They can’t be trusted to protect free speech, nor is it their obligation, whether in Europe or the U.S. Those of us who care about preserving free speech need to keep that in mind, while maintaining other venues for free speech that aren’t controlled by private companies.
The mistake is to think that media platforms are a true public square, where (in the U.S.) the government can’t regulate based on conduct unless it has a very, very strong reason to do so. They aren’t, no matter how cleverly they may initially have presented themselves as neutral platforms for everybody’s speech.
Make no mistake, these publicly traded companies have a fiduciary duty to their shareholders — not to their users.
The upshot is that we need to keep an eye on free speech by assuring that there are vehicles for self-expression that aren’t completely controlled by private actors.

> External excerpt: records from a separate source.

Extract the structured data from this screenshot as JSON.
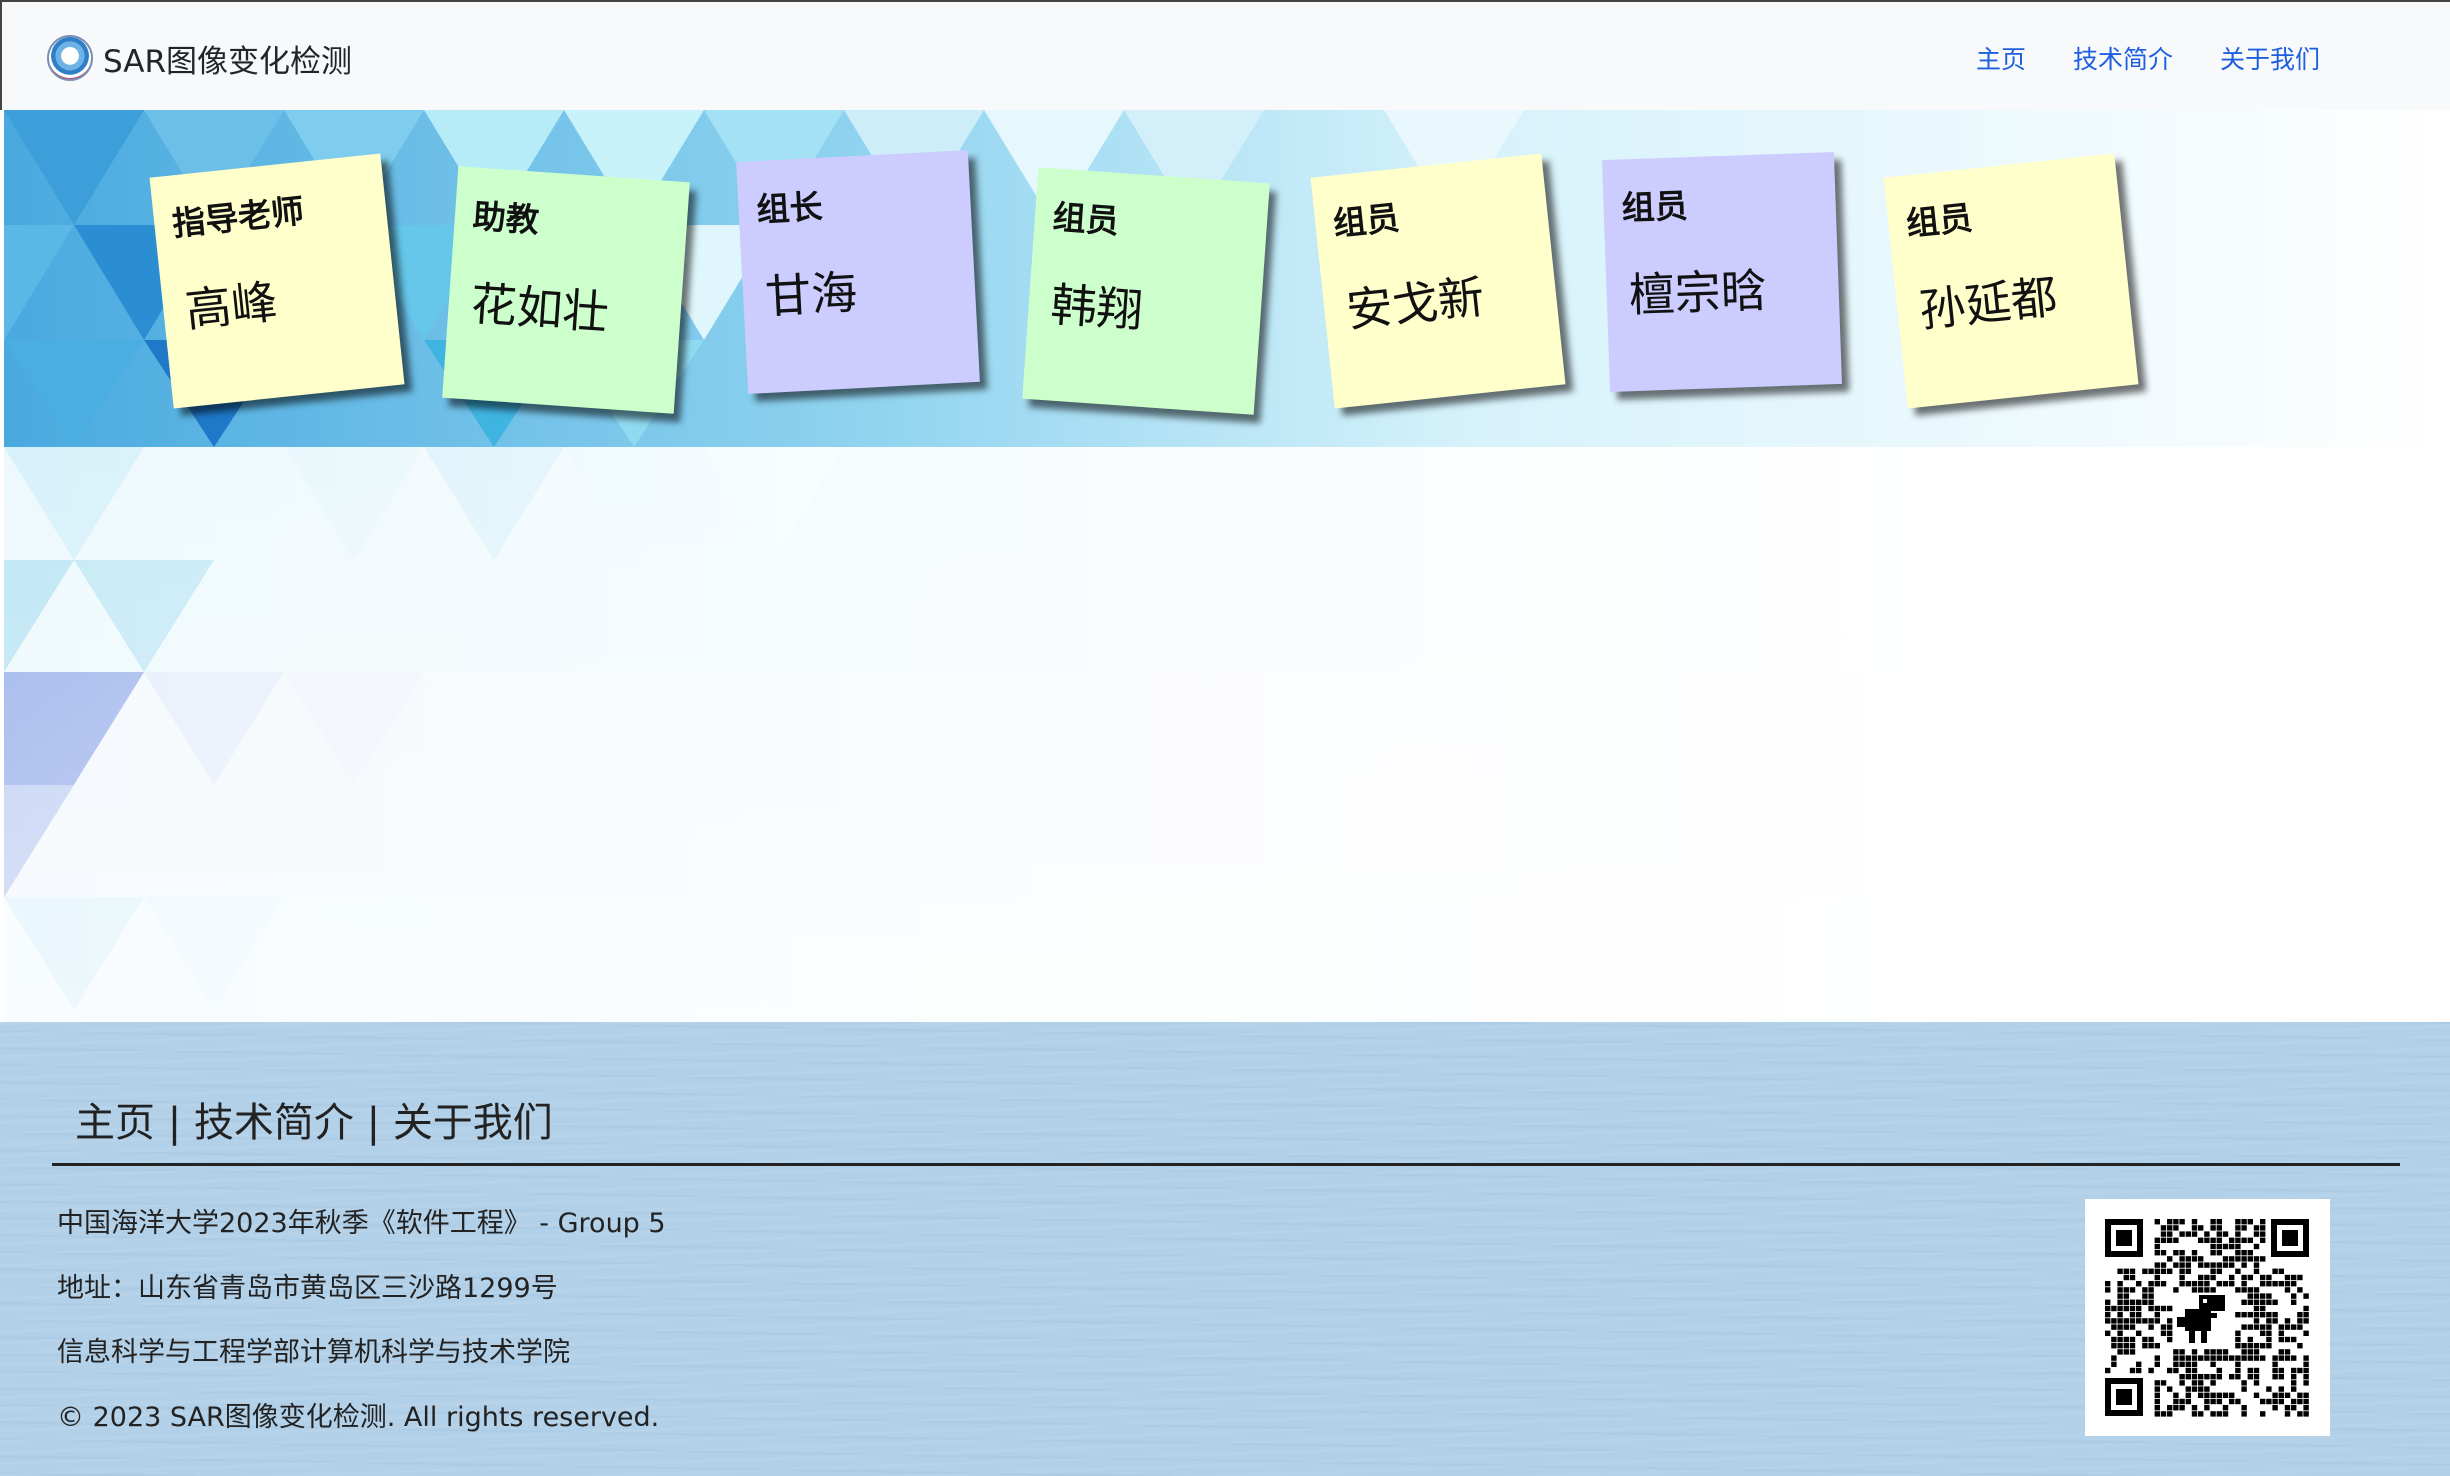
{
  "navbar": {
    "brand": "SAR图像变化检测",
    "links": [
      "主页",
      "技术简介",
      "关于我们"
    ]
  },
  "team": [
    {
      "role": "指导老师",
      "name": "高峰",
      "color": "#ffffcc"
    },
    {
      "role": "助教",
      "name": "花如壮",
      "color": "#ccffcc"
    },
    {
      "role": "组长",
      "name": "甘海",
      "color": "#ccccff"
    },
    {
      "role": "组员",
      "name": "韩翔",
      "color": "#ccffcc"
    },
    {
      "role": "组员",
      "name": "安戈新",
      "color": "#ffffcc"
    },
    {
      "role": "组员",
      "name": "檀宗晗",
      "color": "#ccccff"
    },
    {
      "role": "组员",
      "name": "孙延都",
      "color": "#ffffcc"
    }
  ],
  "footer": {
    "nav": [
      "主页",
      "技术简介",
      "关于我们"
    ],
    "separator": " | ",
    "course": "中国海洋大学2023年秋季《软件工程》 - Group 5",
    "address": "地址：山东省青岛市黄岛区三沙路1299号",
    "college": "信息科学与工程学部计算机科学与技术学院",
    "copyright": "© 2023 SAR图像变化检测. All rights reserved."
  }
}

This is a long-term project, one that won’t go away in our lifetimes. more> http://goo.gl/oEwTlF